[Dataset rows for apps and sites]
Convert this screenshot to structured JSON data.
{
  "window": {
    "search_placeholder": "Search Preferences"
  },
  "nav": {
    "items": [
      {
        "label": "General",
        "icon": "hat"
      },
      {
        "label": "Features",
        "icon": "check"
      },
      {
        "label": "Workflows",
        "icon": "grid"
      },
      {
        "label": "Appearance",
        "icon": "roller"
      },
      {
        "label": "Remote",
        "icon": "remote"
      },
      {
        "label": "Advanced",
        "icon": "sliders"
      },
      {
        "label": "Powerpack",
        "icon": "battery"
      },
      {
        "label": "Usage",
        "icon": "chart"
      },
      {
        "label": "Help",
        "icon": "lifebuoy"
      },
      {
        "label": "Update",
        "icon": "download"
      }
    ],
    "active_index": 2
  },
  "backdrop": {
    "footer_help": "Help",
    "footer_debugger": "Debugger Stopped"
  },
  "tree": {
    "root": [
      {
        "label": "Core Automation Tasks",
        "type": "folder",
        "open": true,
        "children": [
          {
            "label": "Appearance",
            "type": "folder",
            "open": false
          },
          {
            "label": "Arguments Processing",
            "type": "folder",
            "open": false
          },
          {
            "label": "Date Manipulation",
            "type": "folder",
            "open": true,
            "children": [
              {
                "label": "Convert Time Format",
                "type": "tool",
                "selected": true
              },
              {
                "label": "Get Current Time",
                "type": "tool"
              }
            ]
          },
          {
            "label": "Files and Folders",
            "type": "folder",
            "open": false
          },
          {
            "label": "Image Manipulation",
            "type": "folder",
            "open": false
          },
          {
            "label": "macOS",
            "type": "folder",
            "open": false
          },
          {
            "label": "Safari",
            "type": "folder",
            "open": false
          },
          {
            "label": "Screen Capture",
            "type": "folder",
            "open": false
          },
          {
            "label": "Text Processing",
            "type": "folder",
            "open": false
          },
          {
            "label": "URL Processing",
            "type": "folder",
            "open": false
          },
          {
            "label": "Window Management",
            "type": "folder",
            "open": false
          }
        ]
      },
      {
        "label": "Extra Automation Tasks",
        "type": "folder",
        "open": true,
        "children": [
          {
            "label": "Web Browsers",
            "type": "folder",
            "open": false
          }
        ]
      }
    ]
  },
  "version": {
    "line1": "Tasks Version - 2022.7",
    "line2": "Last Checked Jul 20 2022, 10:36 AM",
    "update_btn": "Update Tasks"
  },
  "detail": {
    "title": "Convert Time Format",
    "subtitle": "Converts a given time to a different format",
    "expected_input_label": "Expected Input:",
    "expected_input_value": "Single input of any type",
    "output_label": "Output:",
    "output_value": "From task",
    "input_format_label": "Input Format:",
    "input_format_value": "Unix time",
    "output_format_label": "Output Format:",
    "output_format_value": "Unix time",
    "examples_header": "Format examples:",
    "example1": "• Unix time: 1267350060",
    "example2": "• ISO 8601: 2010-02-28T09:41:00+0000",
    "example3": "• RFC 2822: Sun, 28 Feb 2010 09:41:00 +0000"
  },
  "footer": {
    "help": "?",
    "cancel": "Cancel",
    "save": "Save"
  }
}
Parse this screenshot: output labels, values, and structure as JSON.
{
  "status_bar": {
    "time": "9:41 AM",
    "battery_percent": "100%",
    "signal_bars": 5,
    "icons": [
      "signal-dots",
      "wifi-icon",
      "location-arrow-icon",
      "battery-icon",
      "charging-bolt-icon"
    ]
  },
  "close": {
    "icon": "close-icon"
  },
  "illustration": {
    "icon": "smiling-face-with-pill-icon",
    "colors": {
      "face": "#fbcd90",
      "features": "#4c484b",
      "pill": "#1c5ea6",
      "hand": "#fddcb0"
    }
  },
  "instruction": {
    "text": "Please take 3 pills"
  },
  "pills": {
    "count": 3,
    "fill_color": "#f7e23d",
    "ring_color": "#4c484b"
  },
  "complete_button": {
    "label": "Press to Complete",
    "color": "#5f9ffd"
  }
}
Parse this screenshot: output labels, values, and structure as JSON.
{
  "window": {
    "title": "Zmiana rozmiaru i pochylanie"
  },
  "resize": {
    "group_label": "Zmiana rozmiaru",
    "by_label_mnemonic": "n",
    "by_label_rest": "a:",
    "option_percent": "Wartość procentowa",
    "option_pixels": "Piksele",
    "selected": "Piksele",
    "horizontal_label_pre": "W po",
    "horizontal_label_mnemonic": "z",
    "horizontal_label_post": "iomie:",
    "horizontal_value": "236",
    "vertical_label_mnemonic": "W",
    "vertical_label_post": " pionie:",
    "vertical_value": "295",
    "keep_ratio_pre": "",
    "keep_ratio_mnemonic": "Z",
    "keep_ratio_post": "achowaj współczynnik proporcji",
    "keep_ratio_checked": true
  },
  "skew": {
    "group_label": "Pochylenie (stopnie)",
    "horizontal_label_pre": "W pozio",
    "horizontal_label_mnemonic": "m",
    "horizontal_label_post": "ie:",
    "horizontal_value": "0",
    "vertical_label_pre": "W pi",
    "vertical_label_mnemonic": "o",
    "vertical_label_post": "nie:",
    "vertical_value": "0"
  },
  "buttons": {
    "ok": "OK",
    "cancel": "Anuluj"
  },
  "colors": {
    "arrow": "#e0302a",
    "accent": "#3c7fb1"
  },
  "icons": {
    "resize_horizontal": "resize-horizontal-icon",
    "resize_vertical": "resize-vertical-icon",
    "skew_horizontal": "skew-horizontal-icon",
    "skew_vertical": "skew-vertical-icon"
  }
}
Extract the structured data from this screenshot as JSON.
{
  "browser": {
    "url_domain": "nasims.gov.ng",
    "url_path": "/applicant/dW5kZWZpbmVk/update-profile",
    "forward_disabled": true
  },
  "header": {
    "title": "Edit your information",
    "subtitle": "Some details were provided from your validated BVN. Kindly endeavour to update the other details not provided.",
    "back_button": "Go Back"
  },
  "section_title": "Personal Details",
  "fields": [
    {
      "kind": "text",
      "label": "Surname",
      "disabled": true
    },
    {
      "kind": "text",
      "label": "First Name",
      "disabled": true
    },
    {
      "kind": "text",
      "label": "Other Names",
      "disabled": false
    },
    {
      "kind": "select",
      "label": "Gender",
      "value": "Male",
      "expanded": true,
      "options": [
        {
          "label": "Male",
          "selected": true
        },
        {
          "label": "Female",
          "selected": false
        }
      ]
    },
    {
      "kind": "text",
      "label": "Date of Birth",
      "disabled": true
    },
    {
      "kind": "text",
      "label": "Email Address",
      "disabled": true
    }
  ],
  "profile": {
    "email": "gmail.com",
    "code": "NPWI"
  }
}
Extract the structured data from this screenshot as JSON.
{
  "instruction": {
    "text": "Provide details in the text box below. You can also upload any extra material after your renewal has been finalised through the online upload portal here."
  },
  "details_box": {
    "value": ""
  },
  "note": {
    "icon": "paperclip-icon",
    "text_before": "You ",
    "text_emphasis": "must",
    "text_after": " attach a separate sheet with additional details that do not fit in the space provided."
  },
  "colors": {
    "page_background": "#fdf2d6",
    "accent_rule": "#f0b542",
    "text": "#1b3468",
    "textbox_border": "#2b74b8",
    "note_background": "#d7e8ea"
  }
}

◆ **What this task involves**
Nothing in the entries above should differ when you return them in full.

◆ **Response to the exercise**
Convert this screenshot to structured JSON data.
{
  "window": {
    "search_placeholder": "Search Preferences"
  },
  "nav": {
    "items": [
      {
        "label": "General",
        "icon": "hat"
      },
      {
        "label": "Features",
        "icon": "check"
      },
      {
        "label": "Workflows",
        "icon": "grid"
      },
      {
        "label": "Appearance",
        "icon": "roller"
      },
      {
        "label": "Remote",
        "icon": "remote"
      },
      {
        "label": "Advanced",
        "icon": "sliders"
      },
      {
        "label": "Powerpack",
        "icon": "battery"
      },
      {
        "label": "Usage",
        "icon": "chart"
      },
      {
        "label": "Help",
        "icon": "lifebuoy"
      },
      {
        "label": "Update",
        "icon": "download"
      }
    ],
    "active_index": 2
  },
  "backdrop": {
    "footer_help": "Help",
    "footer_debugger": "Debugger Stopped"
  },
  "tree": {
    "root": [
      {
        "label": "Core Automation Tasks",
        "type": "folder",
        "open": true,
        "children": [
          {
            "label": "Appearance",
            "type": "folder",
            "open": false
          },
          {
            "label": "Arguments Processing",
            "type": "folder",
            "open": false
          },
          {
            "label": "Date Manipulation",
            "type": "folder",
            "open": true,
            "children": [
              {
                "label": "Convert Time Format",
                "type": "tool",
                "selected": true
              },
              {
                "label": "Get Current Time",
                "type": "tool"
              }
            ]
          },
          {
            "label": "Files and Folders",
            "type": "folder",
            "open": false
          },
          {
            "label": "Image Manipulation",
            "type": "folder",
            "open": false
          },
          {
            "label": "macOS",
            "type": "folder",
            "open": false
          },
          {
            "label": "Safari",
            "type": "folder",
            "open": false
          },
          {
            "label": "Screen Capture",
            "type": "folder",
            "open": false
          },
          {
            "label": "Text Processing",
            "type": "folder",
            "open": false
          },
          {
            "label": "URL Processing",
            "type": "folder",
            "open": false
          },
          {
            "label": "Window Management",
            "type": "folder",
            "open": false
          }
        ]
      },
      {
        "label": "Extra Automation Tasks",
        "type": "folder",
        "open": true,
        "children": [
          {
            "label": "Web Browsers",
            "type": "folder",
            "open": false
          }
        ]
      }
    ]
  },
  "version": {
    "line1": "Tasks Version - 2022.7",
    "line2": "Last Checked Jul 20 2022, 10:36 AM",
    "update_btn": "Update Tasks"
  },
  "detail": {
    "title": "Convert Time Format",
    "subtitle": "Converts a given time to a different format",
    "expected_input_label": "Expected Input:",
    "expected_input_value": "Single input of any type",
    "output_label": "Output:",
    "output_value": "From task",
    "input_format_label": "Input Format:",
    "input_format_value": "Unix time",
    "output_format_label": "Output Format:",
    "output_format_value": "Unix time",
    "examples_header": "Format examples:",
    "example1": "• Unix time: 1267350060",
    "example2": "• ISO 8601: 2010-02-28T09:41:00+0000",
    "example3": "• RFC 2822: Sun, 28 Feb 2010 09:41:00 +0000"
  },
  "footer": {
    "help": "?",
    "cancel": "Cancel",
    "save": "Save"
  }
}
Parse this screenshot: output labels, values, and structure as JSON.
{
  "status_bar": {
    "time": "9:41 AM",
    "battery_percent": "100%",
    "signal_bars": 5,
    "icons": [
      "signal-dots",
      "wifi-icon",
      "location-arrow-icon",
      "battery-icon",
      "charging-bolt-icon"
    ]
  },
  "close": {
    "icon": "close-icon"
  },
  "illustration": {
    "icon": "smiling-face-with-pill-icon",
    "colors": {
      "face": "#fbcd90",
      "features": "#4c484b",
      "pill": "#1c5ea6",
      "hand": "#fddcb0"
    }
  },
  "instruction": {
    "text": "Please take 3 pills"
  },
  "pills": {
    "count": 3,
    "fill_color": "#f7e23d",
    "ring_color": "#4c484b"
  },
  "complete_button": {
    "label": "Press to Complete",
    "color": "#5f9ffd"
  }
}
Parse this screenshot: output labels, values, and structure as JSON.
{
  "window": {
    "title": "Zmiana rozmiaru i pochylanie"
  },
  "resize": {
    "group_label": "Zmiana rozmiaru",
    "by_label_mnemonic": "n",
    "by_label_rest": "a:",
    "option_percent": "Wartość procentowa",
    "option_pixels": "Piksele",
    "selected": "Piksele",
    "horizontal_label_pre": "W po",
    "horizontal_label_mnemonic": "z",
    "horizontal_label_post": "iomie:",
    "horizontal_value": "236",
    "vertical_label_mnemonic": "W",
    "vertical_label_post": " pionie:",
    "vertical_value": "295",
    "keep_ratio_pre": "",
    "keep_ratio_mnemonic": "Z",
    "keep_ratio_post": "achowaj współczynnik proporcji",
    "keep_ratio_checked": true
  },
  "skew": {
    "group_label": "Pochylenie (stopnie)",
    "horizontal_label_pre": "W pozio",
    "horizontal_label_mnemonic": "m",
    "horizontal_label_post": "ie:",
    "horizontal_value": "0",
    "vertical_label_pre": "W pi",
    "vertical_label_mnemonic": "o",
    "vertical_label_post": "nie:",
    "vertical_value": "0"
  },
  "buttons": {
    "ok": "OK",
    "cancel": "Anuluj"
  },
  "colors": {
    "arrow": "#e0302a",
    "accent": "#3c7fb1"
  },
  "icons": {
    "resize_horizontal": "resize-horizontal-icon",
    "resize_vertical": "resize-vertical-icon",
    "skew_horizontal": "skew-horizontal-icon",
    "skew_vertical": "skew-vertical-icon"
  }
}
Extract the structured data from this screenshot as JSON.
{
  "browser": {
    "url_domain": "nasims.gov.ng",
    "url_path": "/applicant/dW5kZWZpbmVk/update-profile",
    "forward_disabled": true
  },
  "header": {
    "title": "Edit your information",
    "subtitle": "Some details were provided from your validated BVN. Kindly endeavour to update the other details not provided.",
    "back_button": "Go Back"
  },
  "section_title": "Personal Details",
  "fields": [
    {
      "kind": "text",
      "label": "Surname",
      "disabled": true
    },
    {
      "kind": "text",
      "label": "First Name",
      "disabled": true
    },
    {
      "kind": "text",
      "label": "Other Names",
      "disabled": false
    },
    {
      "kind": "select",
      "label": "Gender",
      "value": "Male",
      "expanded": true,
      "options": [
        {
          "label": "Male",
          "selected": true
        },
        {
          "label": "Female",
          "selected": false
        }
      ]
    },
    {
      "kind": "text",
      "label": "Date of Birth",
      "disabled": true
    },
    {
      "kind": "text",
      "label": "Email Address",
      "disabled": true
    }
  ],
  "profile": {
    "email": "gmail.com",
    "code": "NPWI"
  }
}
Extract the structured data from this screenshot as JSON.
{
  "instruction": {
    "text": "Provide details in the text box below. You can also upload any extra material after your renewal has been finalised through the online upload portal here."
  },
  "details_box": {
    "value": ""
  },
  "note": {
    "icon": "paperclip-icon",
    "text_before": "You ",
    "text_emphasis": "must",
    "text_after": " attach a separate sheet with additional details that do not fit in the space provided."
  },
  "colors": {
    "page_background": "#fdf2d6",
    "accent_rule": "#f0b542",
    "text": "#1b3468",
    "textbox_border": "#2b74b8",
    "note_background": "#d7e8ea"
  }
}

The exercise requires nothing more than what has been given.